** Opening Supplied material block **

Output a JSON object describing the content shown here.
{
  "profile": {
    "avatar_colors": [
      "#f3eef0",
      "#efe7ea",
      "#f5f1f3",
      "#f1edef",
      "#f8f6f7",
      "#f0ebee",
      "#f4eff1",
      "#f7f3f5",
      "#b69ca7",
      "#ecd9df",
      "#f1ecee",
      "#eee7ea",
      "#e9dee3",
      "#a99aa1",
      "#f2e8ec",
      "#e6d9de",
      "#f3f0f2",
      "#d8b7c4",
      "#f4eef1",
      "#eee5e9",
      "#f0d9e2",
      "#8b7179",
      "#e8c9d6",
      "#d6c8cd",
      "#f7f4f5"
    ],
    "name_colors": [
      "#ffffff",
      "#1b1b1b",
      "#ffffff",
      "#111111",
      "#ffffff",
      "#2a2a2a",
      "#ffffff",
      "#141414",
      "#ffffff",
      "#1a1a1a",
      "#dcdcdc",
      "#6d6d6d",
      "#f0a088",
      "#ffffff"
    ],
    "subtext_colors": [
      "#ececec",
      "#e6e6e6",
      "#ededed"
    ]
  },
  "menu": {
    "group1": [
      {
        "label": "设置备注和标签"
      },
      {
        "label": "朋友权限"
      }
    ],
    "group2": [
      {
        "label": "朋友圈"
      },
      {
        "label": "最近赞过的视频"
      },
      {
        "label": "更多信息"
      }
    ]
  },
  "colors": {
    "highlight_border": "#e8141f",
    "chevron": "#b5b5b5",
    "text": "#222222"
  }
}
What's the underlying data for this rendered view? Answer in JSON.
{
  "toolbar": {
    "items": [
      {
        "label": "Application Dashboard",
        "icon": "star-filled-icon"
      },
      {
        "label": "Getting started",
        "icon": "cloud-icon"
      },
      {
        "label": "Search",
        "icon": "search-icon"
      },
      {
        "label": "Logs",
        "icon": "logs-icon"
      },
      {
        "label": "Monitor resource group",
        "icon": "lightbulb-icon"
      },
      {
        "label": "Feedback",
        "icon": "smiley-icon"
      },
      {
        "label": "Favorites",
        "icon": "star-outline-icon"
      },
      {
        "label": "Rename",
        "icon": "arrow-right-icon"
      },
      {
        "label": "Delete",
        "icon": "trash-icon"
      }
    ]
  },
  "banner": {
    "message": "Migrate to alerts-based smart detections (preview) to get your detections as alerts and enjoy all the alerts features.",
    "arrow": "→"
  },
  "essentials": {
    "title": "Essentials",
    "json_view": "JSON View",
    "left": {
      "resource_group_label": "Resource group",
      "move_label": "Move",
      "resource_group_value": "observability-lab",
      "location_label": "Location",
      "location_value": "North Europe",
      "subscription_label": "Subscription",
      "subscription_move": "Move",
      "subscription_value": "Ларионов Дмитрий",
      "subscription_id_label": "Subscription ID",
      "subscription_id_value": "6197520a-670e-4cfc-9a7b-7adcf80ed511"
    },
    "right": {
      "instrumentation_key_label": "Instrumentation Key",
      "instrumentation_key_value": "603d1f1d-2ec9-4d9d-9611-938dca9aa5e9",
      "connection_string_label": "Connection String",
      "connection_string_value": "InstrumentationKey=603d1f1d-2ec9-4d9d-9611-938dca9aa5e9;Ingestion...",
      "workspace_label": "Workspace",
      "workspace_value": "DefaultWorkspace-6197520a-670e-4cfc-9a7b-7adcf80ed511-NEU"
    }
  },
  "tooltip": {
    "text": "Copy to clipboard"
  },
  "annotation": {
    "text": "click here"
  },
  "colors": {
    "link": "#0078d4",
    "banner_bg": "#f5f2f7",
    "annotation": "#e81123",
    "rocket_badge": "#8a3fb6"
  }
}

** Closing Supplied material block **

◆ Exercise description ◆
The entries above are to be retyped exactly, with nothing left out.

◆ Response for this exercise ◆
Output a JSON object describing the content shown here.
{
  "profile": {
    "avatar_colors": [
      "#f3eef0",
      "#efe7ea",
      "#f5f1f3",
      "#f1edef",
      "#f8f6f7",
      "#f0ebee",
      "#f4eff1",
      "#f7f3f5",
      "#b69ca7",
      "#ecd9df",
      "#f1ecee",
      "#eee7ea",
      "#e9dee3",
      "#a99aa1",
      "#f2e8ec",
      "#e6d9de",
      "#f3f0f2",
      "#d8b7c4",
      "#f4eef1",
      "#eee5e9",
      "#f0d9e2",
      "#8b7179",
      "#e8c9d6",
      "#d6c8cd",
      "#f7f4f5"
    ],
    "name_colors": [
      "#ffffff",
      "#1b1b1b",
      "#ffffff",
      "#111111",
      "#ffffff",
      "#2a2a2a",
      "#ffffff",
      "#141414",
      "#ffffff",
      "#1a1a1a",
      "#dcdcdc",
      "#6d6d6d",
      "#f0a088",
      "#ffffff"
    ],
    "subtext_colors": [
      "#ececec",
      "#e6e6e6",
      "#ededed"
    ]
  },
  "menu": {
    "group1": [
      {
        "label": "设置备注和标签"
      },
      {
        "label": "朋友权限"
      }
    ],
    "group2": [
      {
        "label": "朋友圈"
      },
      {
        "label": "最近赞过的视频"
      },
      {
        "label": "更多信息"
      }
    ]
  },
  "colors": {
    "highlight_border": "#e8141f",
    "chevron": "#b5b5b5",
    "text": "#222222"
  }
}
What's the underlying data for this rendered view? Answer in JSON.
{
  "toolbar": {
    "items": [
      {
        "label": "Application Dashboard",
        "icon": "star-filled-icon"
      },
      {
        "label": "Getting started",
        "icon": "cloud-icon"
      },
      {
        "label": "Search",
        "icon": "search-icon"
      },
      {
        "label": "Logs",
        "icon": "logs-icon"
      },
      {
        "label": "Monitor resource group",
        "icon": "lightbulb-icon"
      },
      {
        "label": "Feedback",
        "icon": "smiley-icon"
      },
      {
        "label": "Favorites",
        "icon": "star-outline-icon"
      },
      {
        "label": "Rename",
        "icon": "arrow-right-icon"
      },
      {
        "label": "Delete",
        "icon": "trash-icon"
      }
    ]
  },
  "banner": {
    "message": "Migrate to alerts-based smart detections (preview) to get your detections as alerts and enjoy all the alerts features.",
    "arrow": "→"
  },
  "essentials": {
    "title": "Essentials",
    "json_view": "JSON View",
    "left": {
      "resource_group_label": "Resource group",
      "move_label": "Move",
      "resource_group_value": "observability-lab",
      "location_label": "Location",
      "location_value": "North Europe",
      "subscription_label": "Subscription",
      "subscription_move": "Move",
      "subscription_value": "Ларионов Дмитрий",
      "subscription_id_label": "Subscription ID",
      "subscription_id_value": "6197520a-670e-4cfc-9a7b-7adcf80ed511"
    },
    "right": {
      "instrumentation_key_label": "Instrumentation Key",
      "instrumentation_key_value": "603d1f1d-2ec9-4d9d-9611-938dca9aa5e9",
      "connection_string_label": "Connection String",
      "connection_string_value": "InstrumentationKey=603d1f1d-2ec9-4d9d-9611-938dca9aa5e9;Ingestion...",
      "workspace_label": "Workspace",
      "workspace_value": "DefaultWorkspace-6197520a-670e-4cfc-9a7b-7adcf80ed511-NEU"
    }
  },
  "tooltip": {
    "text": "Copy to clipboard"
  },
  "annotation": {
    "text": "click here"
  },
  "colors": {
    "link": "#0078d4",
    "banner_bg": "#f5f2f7",
    "annotation": "#e81123",
    "rocket_badge": "#8a3fb6"
  }
}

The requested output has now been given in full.